──────── RECORD EXCERPTS ────────

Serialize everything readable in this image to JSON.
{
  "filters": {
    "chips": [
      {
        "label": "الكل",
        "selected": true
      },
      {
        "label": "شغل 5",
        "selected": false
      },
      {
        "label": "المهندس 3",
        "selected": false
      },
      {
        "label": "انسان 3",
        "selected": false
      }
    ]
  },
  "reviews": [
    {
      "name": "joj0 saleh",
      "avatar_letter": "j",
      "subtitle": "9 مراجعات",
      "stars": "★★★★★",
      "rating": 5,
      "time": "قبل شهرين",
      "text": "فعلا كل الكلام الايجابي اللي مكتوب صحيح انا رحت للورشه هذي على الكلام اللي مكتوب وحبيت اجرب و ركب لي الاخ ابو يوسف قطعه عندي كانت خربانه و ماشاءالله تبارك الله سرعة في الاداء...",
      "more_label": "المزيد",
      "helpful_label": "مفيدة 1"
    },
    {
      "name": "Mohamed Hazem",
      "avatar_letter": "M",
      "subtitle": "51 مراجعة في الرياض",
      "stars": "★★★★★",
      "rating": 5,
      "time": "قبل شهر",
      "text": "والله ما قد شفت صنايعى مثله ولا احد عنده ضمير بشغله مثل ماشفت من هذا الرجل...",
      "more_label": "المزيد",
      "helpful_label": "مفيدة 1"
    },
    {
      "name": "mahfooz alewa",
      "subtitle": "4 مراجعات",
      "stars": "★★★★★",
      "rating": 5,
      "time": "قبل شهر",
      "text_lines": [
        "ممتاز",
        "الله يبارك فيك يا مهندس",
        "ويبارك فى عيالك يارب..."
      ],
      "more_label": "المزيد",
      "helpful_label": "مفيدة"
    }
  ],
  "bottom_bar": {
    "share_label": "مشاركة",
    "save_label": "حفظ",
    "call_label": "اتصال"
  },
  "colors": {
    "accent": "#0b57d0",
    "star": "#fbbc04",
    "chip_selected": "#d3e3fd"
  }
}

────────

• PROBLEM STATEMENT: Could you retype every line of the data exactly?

• OUTPUT FOR THIS EXERCISE:
Serialize everything readable in this image to JSON.
{
  "filters": {
    "chips": [
      {
        "label": "الكل",
        "selected": true
      },
      {
        "label": "شغل 5",
        "selected": false
      },
      {
        "label": "المهندس 3",
        "selected": false
      },
      {
        "label": "انسان 3",
        "selected": false
      }
    ]
  },
  "reviews": [
    {
      "name": "joj0 saleh",
      "avatar_letter": "j",
      "subtitle": "9 مراجعات",
      "stars": "★★★★★",
      "rating": 5,
      "time": "قبل شهرين",
      "text": "فعلا كل الكلام الايجابي اللي مكتوب صحيح انا رحت للورشه هذي على الكلام اللي مكتوب وحبيت اجرب و ركب لي الاخ ابو يوسف قطعه عندي كانت خربانه و ماشاءالله تبارك الله سرعة في الاداء...",
      "more_label": "المزيد",
      "helpful_label": "مفيدة 1"
    },
    {
      "name": "Mohamed Hazem",
      "avatar_letter": "M",
      "subtitle": "51 مراجعة في الرياض",
      "stars": "★★★★★",
      "rating": 5,
      "time": "قبل شهر",
      "text": "والله ما قد شفت صنايعى مثله ولا احد عنده ضمير بشغله مثل ماشفت من هذا الرجل...",
      "more_label": "المزيد",
      "helpful_label": "مفيدة 1"
    },
    {
      "name": "mahfooz alewa",
      "subtitle": "4 مراجعات",
      "stars": "★★★★★",
      "rating": 5,
      "time": "قبل شهر",
      "text_lines": [
        "ممتاز",
        "الله يبارك فيك يا مهندس",
        "ويبارك فى عيالك يارب..."
      ],
      "more_label": "المزيد",
      "helpful_label": "مفيدة"
    }
  ],
  "bottom_bar": {
    "share_label": "مشاركة",
    "save_label": "حفظ",
    "call_label": "اتصال"
  },
  "colors": {
    "accent": "#0b57d0",
    "star": "#fbbc04",
    "chip_selected": "#d3e3fd"
  }
}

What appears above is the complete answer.